[[ Raw data open ]]
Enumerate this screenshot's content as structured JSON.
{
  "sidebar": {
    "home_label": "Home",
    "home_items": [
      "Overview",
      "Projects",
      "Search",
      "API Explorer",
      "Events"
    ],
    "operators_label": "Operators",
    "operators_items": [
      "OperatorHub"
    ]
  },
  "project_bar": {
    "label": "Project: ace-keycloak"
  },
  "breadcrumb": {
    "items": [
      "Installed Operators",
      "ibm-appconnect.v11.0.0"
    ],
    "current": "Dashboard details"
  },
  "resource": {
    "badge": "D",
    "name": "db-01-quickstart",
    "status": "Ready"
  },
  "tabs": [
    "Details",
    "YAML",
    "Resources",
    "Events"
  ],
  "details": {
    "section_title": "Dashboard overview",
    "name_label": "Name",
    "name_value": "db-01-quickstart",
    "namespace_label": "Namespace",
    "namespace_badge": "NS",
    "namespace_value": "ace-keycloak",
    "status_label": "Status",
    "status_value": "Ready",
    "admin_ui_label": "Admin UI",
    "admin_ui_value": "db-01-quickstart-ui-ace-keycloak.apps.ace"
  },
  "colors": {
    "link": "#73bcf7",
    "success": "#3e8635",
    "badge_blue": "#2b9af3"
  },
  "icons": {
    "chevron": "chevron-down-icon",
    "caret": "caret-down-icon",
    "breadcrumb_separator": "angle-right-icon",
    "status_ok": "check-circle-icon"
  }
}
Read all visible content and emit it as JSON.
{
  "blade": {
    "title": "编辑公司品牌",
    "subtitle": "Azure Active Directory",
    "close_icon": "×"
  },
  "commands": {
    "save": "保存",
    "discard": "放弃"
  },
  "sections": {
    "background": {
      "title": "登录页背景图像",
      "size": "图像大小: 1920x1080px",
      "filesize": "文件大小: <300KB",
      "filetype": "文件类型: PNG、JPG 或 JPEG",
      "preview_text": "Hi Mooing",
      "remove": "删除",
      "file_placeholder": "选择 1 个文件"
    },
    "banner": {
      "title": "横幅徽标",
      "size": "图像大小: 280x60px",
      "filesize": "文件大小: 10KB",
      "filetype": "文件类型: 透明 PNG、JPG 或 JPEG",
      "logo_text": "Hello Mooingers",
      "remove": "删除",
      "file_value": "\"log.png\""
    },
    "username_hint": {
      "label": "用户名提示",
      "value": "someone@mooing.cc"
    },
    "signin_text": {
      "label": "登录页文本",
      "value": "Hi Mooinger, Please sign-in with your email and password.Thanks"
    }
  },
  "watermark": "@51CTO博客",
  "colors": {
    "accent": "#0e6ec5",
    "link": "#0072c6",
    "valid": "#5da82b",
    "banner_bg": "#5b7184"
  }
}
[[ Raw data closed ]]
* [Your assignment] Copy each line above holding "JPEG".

* [Solved exercise]
      "filetype": "文件类型: PNG、JPG 或 JPEG",
      "filetype": "文件类型: 透明 PNG、JPG 或 JPEG",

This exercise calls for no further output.